Data for the task:

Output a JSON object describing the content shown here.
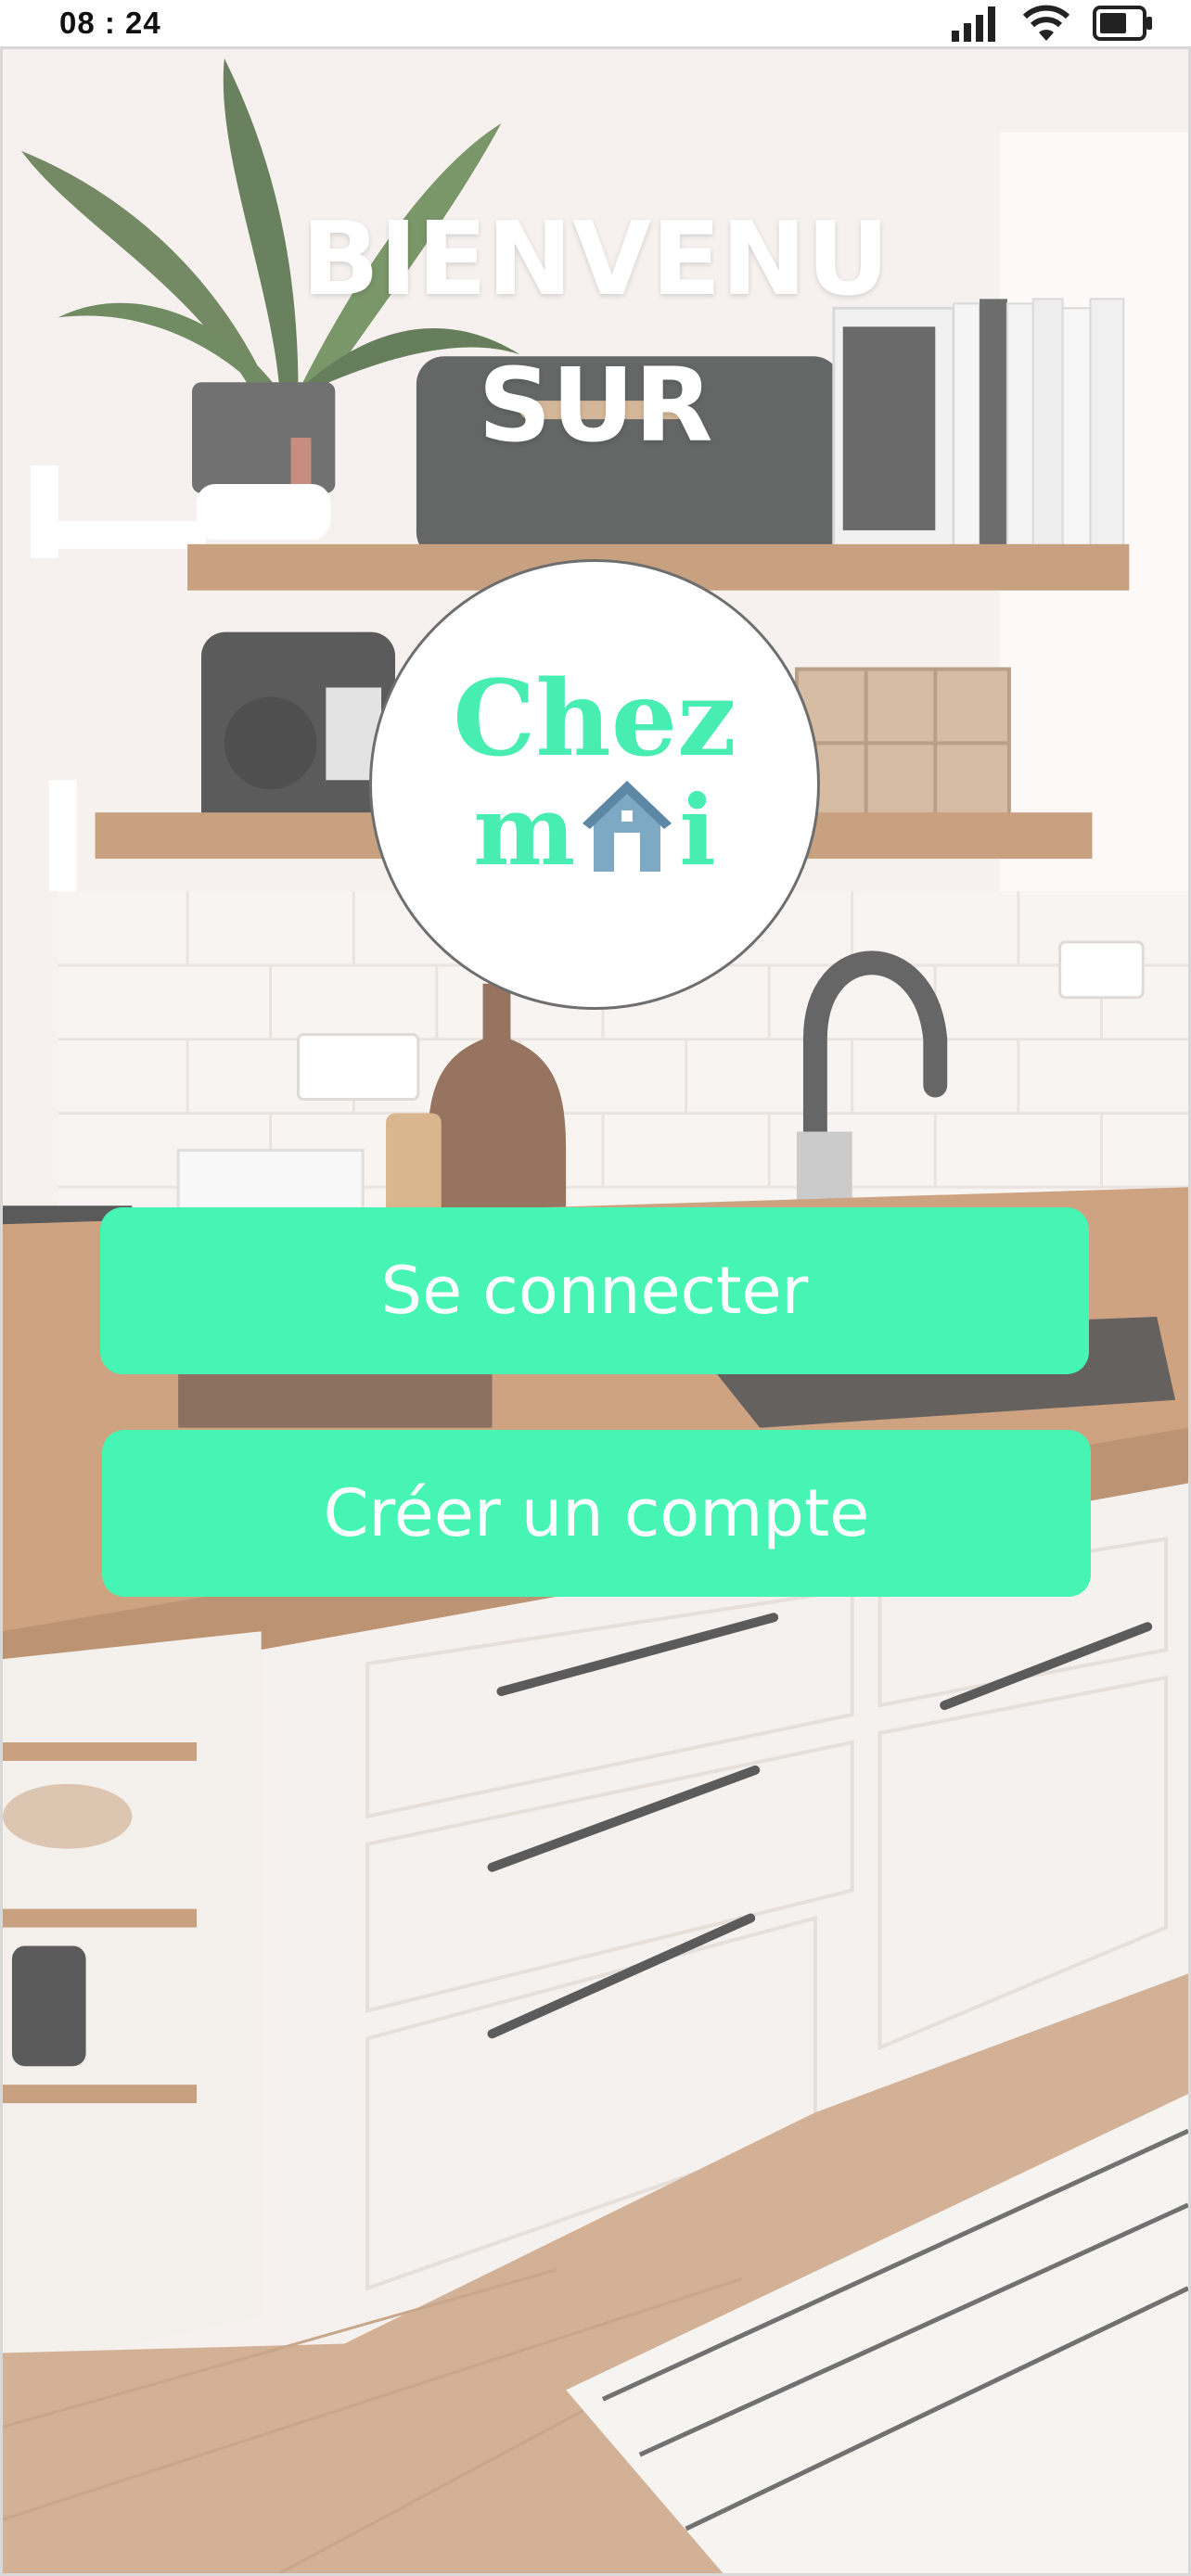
{
  "status_bar": {
    "time": "08 : 24"
  },
  "welcome": {
    "line1": "BIENVENU",
    "line2": "SUR"
  },
  "logo": {
    "line1": "Chez",
    "line2_start": "m",
    "line2_end": "i",
    "accent_color": "#47edb1",
    "house_color": "#7ea9c4"
  },
  "actions": {
    "login_label": "Se connecter",
    "signup_label": "Créer un compte",
    "button_color": "#46f5b3"
  }
}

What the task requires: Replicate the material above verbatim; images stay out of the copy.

Answer to this task:
Output a JSON object describing the content shown here.
{
  "status_bar": {
    "time": "08 : 24"
  },
  "welcome": {
    "line1": "BIENVENU",
    "line2": "SUR"
  },
  "logo": {
    "line1": "Chez",
    "line2_start": "m",
    "line2_end": "i",
    "accent_color": "#47edb1",
    "house_color": "#7ea9c4"
  },
  "actions": {
    "login_label": "Se connecter",
    "signup_label": "Créer un compte",
    "button_color": "#46f5b3"
  }
}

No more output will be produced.